Gannett Co. reported a 12 percent decline in its fourth-quarter net income Monday, largely because of restructuring expenses and a tax benefit that boosted the previous year's results. But revenue increased 9 percent thanks to robust political advertising, increasing digital subscriptions and an extra week in the quarter.
The media company said it earned $103.1 million, or 44 cents per share, in the October-December period. That was down from $116.9 million, or 49 cents per share, a year earlier.
Revenue grew to $1.52 billion from $1.39 billion.
Adjusted earnings were $207.3 million, or 89 cents per share, in the latest quarter. The figures exclude one-time charges related to the elimination of jobs, a consolidation of facilities and other items. A year ago, Gannett's adjusted earnings were 72 cents per share.
Analysts, on average, were expecting earnings of 88 cents per share on revenue of $1.5 billion, according to a poll by FactSet.
Gannett, based in McLean, Virginia, owns USA Today and 81 other newspapers, 23 television stations and several digital businesses.
Company-wide digital revenue increased 29 percent and accounted for a quarter of all revenue, Gannett said.
Gannett began charging newspaper readers for online access last year, erecting so-called paywalls at most of its newspapers. At the same time, the company raised prices of single-copy newspapers and print subscriptions.

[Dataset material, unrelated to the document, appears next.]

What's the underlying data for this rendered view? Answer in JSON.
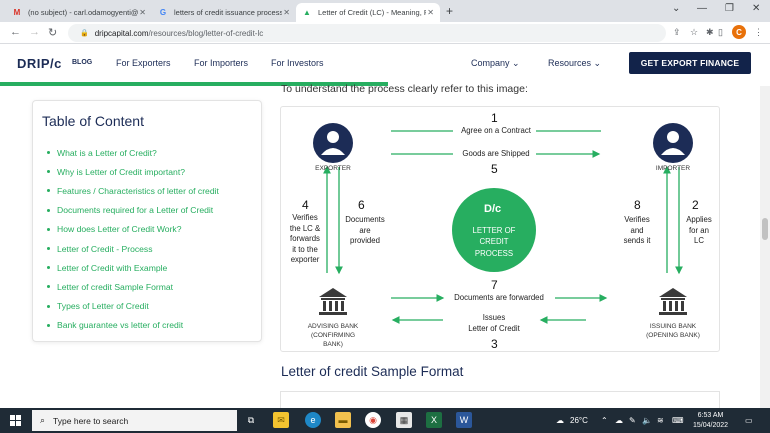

Gannett also bundled digital access with print subscriptions, hoping to entice new subscribers who might offset revenue lost from people who canceled because of price hikes.
The company said the "all access" subscription model helped increase circulation revenue in its newspaper publishing division.
Gannett said the division had revenue of $1.04 billion, up 4 percent from $1 billion last year. Circulation revenue grew 17 percent to $313 .1 million from $268.1 million. Advertising revenue fell 2 percent to $657.5 million from $670.7 million.
Broadcasting revenue soared 44 percent to $287.5 million from $199.8 million, helped by political advertising.
Gannett warned that its TV advertising revenue will be hurt this quarter by the absence of political ads and the Super Bowl's move from NBC to CBS.
Gannett's stock fell $1.10, or 5.5 percent, to $18.74 in afternoon trading. The stock has traded in a 52-week range of $12.17 and $20.61.